One in every two people in the world holds ageist attitudes, and the Australian economy would grow by $62 billion annually if just 5 per cent more people aged over 55 were employed, according to a United Nations report.

The report, released by the World Health Organisation, the Office of the High Commissioner for Human Rights, the UN Department of Economic and Social Affairs and the UN Population Fund, called for urgent action to address ageism around the world, something it labelled an “insidious scourge on society”.

Ageism has regularly been found to be prevalent in the tech sector, with a recent report finding that one in 10 workers in the IT sector have experienced age discrimination in the workplace.

According to a survey of more than 83,000 people in 57 countries, every second person held moderately or highly ageist attitudes.

The UN report found that in Australia, if just 5 per cent of people aged 55 years or older were employed, there would be a positive impact of $62 billion ($US48) million on the national economy annually.

Ageism applies to younger and older people, and is costing societies billions of dollars each year, according to UN Department of Economic and Social Affairs assistant secretary-general for policy coordination and interagency affairs, Maria-Francesca Spatolisano.

“Ageism towards younger and older people is prevalent, unrecognised, unchallenged and has far-reaching consequences for our economies and societies,” Spatolisano said. “Together, we can prevent this. Join the movement and combat ageism.”

For younger people, ageism manifests across employment, health, housing and politics, and often sees their voices being denied or dismissed.

For older people, this form of discrimination relates to poorer physical and mental health, and can lead to increased social isolation, loneliness, higher levels of financial insecurity, decreased quality of life and premature death.

The report alarmingly found 6.3 million cases of depression globally that are believed to be attributable to ageism.

The response around the world to the COVID-19 pandemic has shone a spotlight on ageism, World Health Organisation director-general Dr Tedros Adhanom Ghebreyesus said, with age often used as the sole criterion for access to medical care and life saving therapies.

“As countries seek to recover and rebuild from the pandemic, we cannot let age-based stereotypes, prejudice and discrimination limit opportunities to secure the health, wellbeing and dignity of people everywhere,” Adhanom Ghebreyesus said.

“This report outlines the nature and scale of the problem but also offers solutions in the form of evidence-based interventions to end ageism at all stages.”

Ageism is rife around the world but often not recognised, UN High Commissioner for Human Rights Michelle Bachelet said.

“Often, it is so widespread and accepted – in our attitudes and in policies, law and institutions – that we do not even recognise its detrimental effect on our dignity and rights,” Bachelet said.

“We need to fight ageism head-on, as a deep-rooted human rights violation.”

A report late last year found the tech sector had some of the highest levels of age discrimination in any industry.
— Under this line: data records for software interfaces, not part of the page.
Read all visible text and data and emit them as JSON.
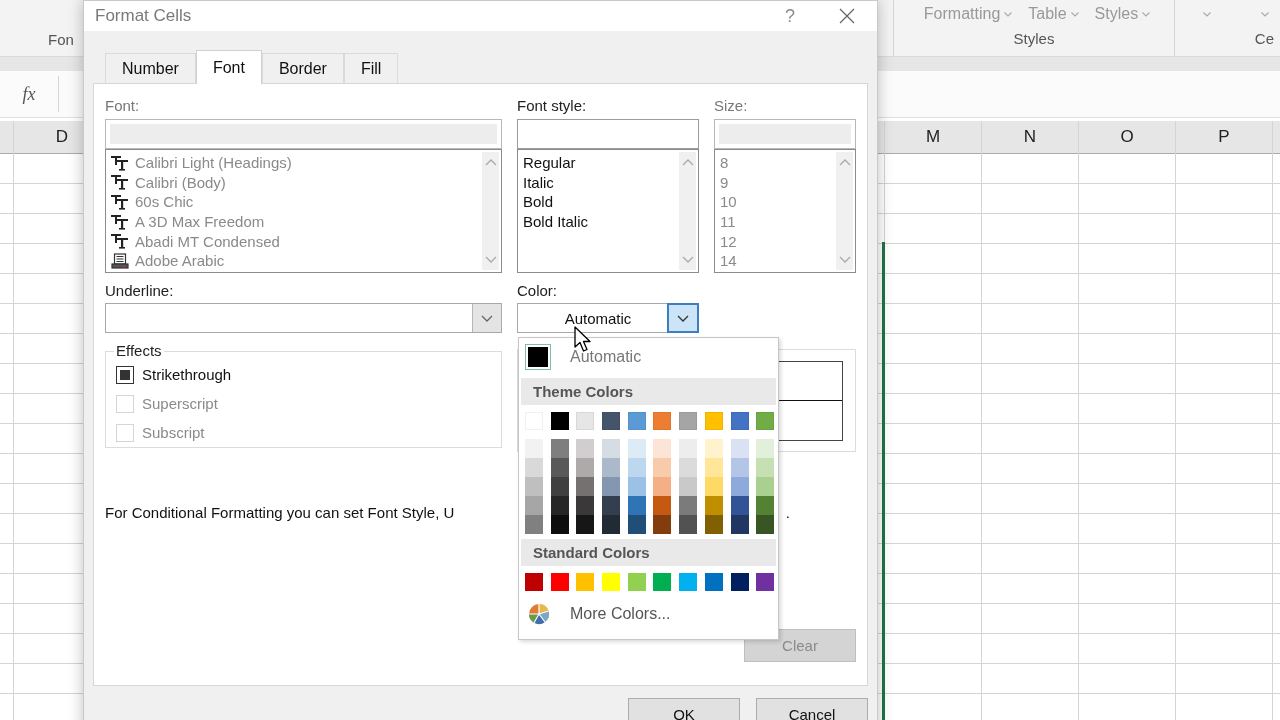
{
  "spreadsheet": {
    "ribbon": {
      "left_group_label": "Fon",
      "buttons": [
        {
          "label": "Formatting"
        },
        {
          "label": "Table"
        },
        {
          "label": "Styles"
        }
      ],
      "group_label": "Styles",
      "right_group_label": "Ce"
    },
    "function_label": "fx",
    "columns_left": [
      "D"
    ],
    "columns_right": [
      "M",
      "N",
      "O",
      "P"
    ]
  },
  "dialog": {
    "title": "Format Cells",
    "help": "?",
    "tabs": [
      {
        "label": "Number",
        "selected": false
      },
      {
        "label": "Font",
        "selected": true
      },
      {
        "label": "Border",
        "selected": false
      },
      {
        "label": "Fill",
        "selected": false
      }
    ],
    "font": {
      "label": "Font:",
      "disabled": true,
      "items": [
        {
          "name": "Calibri Light (Headings)",
          "kind": "truetype"
        },
        {
          "name": "Calibri (Body)",
          "kind": "truetype"
        },
        {
          "name": "60s Chic",
          "kind": "truetype"
        },
        {
          "name": "A 3D Max Freedom",
          "kind": "truetype"
        },
        {
          "name": "Abadi MT Condensed",
          "kind": "truetype"
        },
        {
          "name": "Adobe Arabic",
          "kind": "printer"
        }
      ]
    },
    "font_style": {
      "label": "Font style:",
      "disabled": false,
      "items": [
        "Regular",
        "Italic",
        "Bold",
        "Bold Italic"
      ]
    },
    "size": {
      "label": "Size:",
      "disabled": true,
      "items": [
        "8",
        "9",
        "10",
        "11",
        "12",
        "14"
      ]
    },
    "underline": {
      "label": "Underline:"
    },
    "color": {
      "label": "Color:",
      "value": "Automatic",
      "expanded": true
    },
    "effects": {
      "title": "Effects",
      "options": [
        {
          "label": "Strikethrough",
          "checked": true,
          "disabled": false
        },
        {
          "label": "Superscript",
          "checked": false,
          "disabled": true
        },
        {
          "label": "Subscript",
          "checked": false,
          "disabled": true
        }
      ]
    },
    "note": "For Conditional Formatting you can set Font Style, U",
    "note_tail": ".",
    "clear": {
      "label": "Clear",
      "disabled": true
    },
    "ok": "OK",
    "cancel": "Cancel"
  },
  "color_menu": {
    "automatic": {
      "label": "Automatic",
      "color": "#000000"
    },
    "theme_title": "Theme Colors",
    "theme_colors": [
      {
        "color": "#ffffff",
        "shades": [
          {
            "color": "#f2f2f2"
          },
          {
            "color": "#d9d9d9"
          },
          {
            "color": "#bfbfbf"
          },
          {
            "color": "#a6a6a6"
          },
          {
            "color": "#808080"
          }
        ]
      },
      {
        "color": "#000000",
        "shades": [
          {
            "color": "#7f7f7f"
          },
          {
            "color": "#595959"
          },
          {
            "color": "#404040"
          },
          {
            "color": "#262626"
          },
          {
            "color": "#0d0d0d"
          }
        ]
      },
      {
        "color": "#e7e6e6",
        "shades": [
          {
            "color": "#d0cece"
          },
          {
            "color": "#aeaaaa"
          },
          {
            "color": "#757171"
          },
          {
            "color": "#3a3838"
          },
          {
            "color": "#171616"
          }
        ]
      },
      {
        "color": "#44546a",
        "shades": [
          {
            "color": "#d6dce4"
          },
          {
            "color": "#acb9ca"
          },
          {
            "color": "#8497b0"
          },
          {
            "color": "#333f4f"
          },
          {
            "color": "#222a35"
          }
        ]
      },
      {
        "color": "#5b9bd5",
        "shades": [
          {
            "color": "#ddebf7"
          },
          {
            "color": "#bdd7ee"
          },
          {
            "color": "#9bc2e6"
          },
          {
            "color": "#2f75b5"
          },
          {
            "color": "#1f4e78"
          }
        ]
      },
      {
        "color": "#ed7d31",
        "shades": [
          {
            "color": "#fce4d6"
          },
          {
            "color": "#f8cbad"
          },
          {
            "color": "#f4b084"
          },
          {
            "color": "#c65911"
          },
          {
            "color": "#833c0c"
          }
        ]
      },
      {
        "color": "#a5a5a5",
        "shades": [
          {
            "color": "#ededed"
          },
          {
            "color": "#dbdbdb"
          },
          {
            "color": "#c9c9c9"
          },
          {
            "color": "#7b7b7b"
          },
          {
            "color": "#525252"
          }
        ]
      },
      {
        "color": "#ffc000",
        "shades": [
          {
            "color": "#fff2cc"
          },
          {
            "color": "#ffe699"
          },
          {
            "color": "#ffd966"
          },
          {
            "color": "#bf8f00"
          },
          {
            "color": "#806000"
          }
        ]
      },
      {
        "color": "#4472c4",
        "shades": [
          {
            "color": "#d9e1f2"
          },
          {
            "color": "#b4c6e7"
          },
          {
            "color": "#8ea9db"
          },
          {
            "color": "#305496"
          },
          {
            "color": "#203764"
          }
        ]
      },
      {
        "color": "#70ad47",
        "shades": [
          {
            "color": "#e2efda"
          },
          {
            "color": "#c6e0b4"
          },
          {
            "color": "#a9d08e"
          },
          {
            "color": "#548235"
          },
          {
            "color": "#375623"
          }
        ]
      }
    ],
    "standard_title": "Standard Colors",
    "standard_colors": [
      {
        "color": "#c00000"
      },
      {
        "color": "#ff0000"
      },
      {
        "color": "#ffc000"
      },
      {
        "color": "#ffff00"
      },
      {
        "color": "#92d050"
      },
      {
        "color": "#00b050"
      },
      {
        "color": "#00b0f0"
      },
      {
        "color": "#0070c0"
      },
      {
        "color": "#002060"
      },
      {
        "color": "#7030a0"
      }
    ],
    "more": "More Colors..."
  }
}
It found that one in 10 of surveyed workers had faced age discrimination in tech.

Of those surveyed, just over 38 per cent of young people aged 18 to 24 years old said they have experienced age discrimination, while over 20 per cent of those aged over 55 years old also had.

In 2019, a group of Australian entrepreneurs launched a new startup in an effort to address age discrimination in tech.

PrimeL is a platform that places older workers in part-time, full-time or contract employment, and also helps users with the necessary training programs to help them get “refreshed” and ready for a new job.